said David Riley, managing director of Fitch's Sovereigns Group, New Europe
Impressive economic performance has been underpinned by a robust and coherent
macroeconomic policy framework and wide-ranging structural reforms that have
enhanced the capacity of the economy to absorb ad-verse shocks. Armenia's public
finances are a rating strength. Fiscal deficits have been contained at below
three percent of GDP since 2002 and are forecast to remain so, aiding a
continued reduction in the general government debt burden, which at 21 percent
of GDP in 2005 already compares well with its rated peers.
Foreign investment in economy soars 57% in Q1
Foreign investment in the Armenian economy increased 56.7 per cent to 94.3
million Euro in the first quarter of 2006, a source in the Armenian National
Statistics Committee said, Interfax News Agency reported.
Direct foreign investment amounted to 45.4 million Euro in the first quarter, up
27.4 per cent. Most investment - 47.6 million Euro went to the communications
sector, including 14 million Euro in direct foreign investment. There was total
direct foreign investment of 12.3 million Euro in the mining sector. The main
foreign investor in the Armenian economy in the first quarter was Lebanon at
26.9 million Euro, up 18.6-fold. Specialists at the trade and economic
development ministry tied this to increased activity by second cellular provider
K-Telecom (the VivaCell trademark), which is part of Lebanese investment group
Fatush Group. Greece invested 21.1 million Euro in the economy, down 44.7
percent. This was due to ArmenTel activity, in which Greece's OTE owns 90 per
cent. Russia invested 9.3 million Euro, up 380 per cent.
Vimpelcom submits bid to take part in Armentel tender
Russia's second cellular operator VimpelCom has submitted a bid to take part in
a tender to sell Armenian telecommunications company Armentel, the company's
press service said, Interfax News Agency reported.
Greece's Hellenic Telecommunications Organisation SA (OTE) announced plans
earlier to sell its 90 per cent stake, ArmenTel. Russia's leading cellular
provider Mobile TeleSystems (MTS) has also submitted a bid. The remaining 10 per
cent in ArmenTel is held by the Armenian government. Renaissance Capital
analysts said these two operators are the most likely contenders to buy ArmenTel.
Besides VimpelCom, seven more companies have filed bids for ArmenTel, including
Russia's MTS and MegaFon. "Expansion on the Armenian market, which has a
low level of mobile phone penetration, could be good for MTS and VimpelCom,

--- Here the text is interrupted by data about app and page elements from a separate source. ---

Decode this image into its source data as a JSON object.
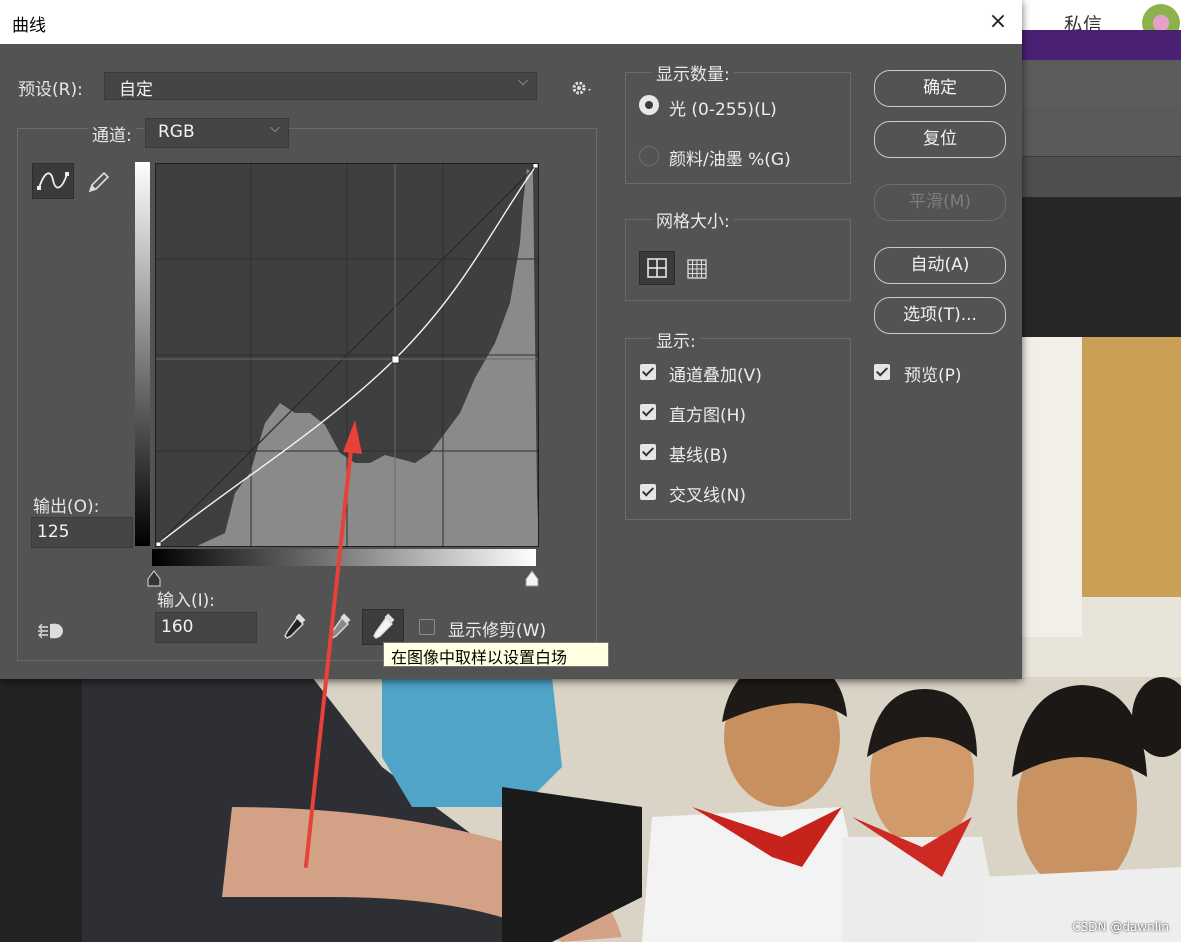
{
  "dialog": {
    "title": "曲线",
    "close_icon": "×",
    "preset": {
      "label": "预设(R):",
      "value": "自定"
    },
    "channel": {
      "label": "通道:",
      "value": "RGB"
    },
    "output": {
      "label": "输出(O):",
      "value": "125"
    },
    "input": {
      "label": "输入(I):",
      "value": "160"
    },
    "show_clipping_label": "显示修剪(W)",
    "tooltip": "在图像中取样以设置白场"
  },
  "display_amount": {
    "title": "显示数量:",
    "option_light": "光 (0-255)(L)",
    "option_pigment": "颜料/油墨 %(G)",
    "selected": "光 (0-255)(L)"
  },
  "grid_size": {
    "title": "网格大小:"
  },
  "show": {
    "title": "显示:",
    "items": [
      {
        "label": "通道叠加(V)",
        "checked": true
      },
      {
        "label": "直方图(H)",
        "checked": true
      },
      {
        "label": "基线(B)",
        "checked": true
      },
      {
        "label": "交叉线(N)",
        "checked": true
      }
    ]
  },
  "buttons": {
    "ok": "确定",
    "reset": "复位",
    "smooth": "平滑(M)",
    "auto": "自动(A)",
    "options": "选项(T)..."
  },
  "preview": {
    "label": "预览(P)",
    "checked": true
  },
  "background": {
    "message_label": "私信",
    "watermark": "CSDN @dawnlin"
  },
  "colors": {
    "dialog_bg": "#535353",
    "histogram": "#8a8a8a",
    "annotation_arrow": "#e8413a"
  }
}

which we think are the most likely candidates to acquire the asset,"
Renaissance Capital said in a report. ArmenTel has a monopoly on fixed-line and
long-distance services in Armenia.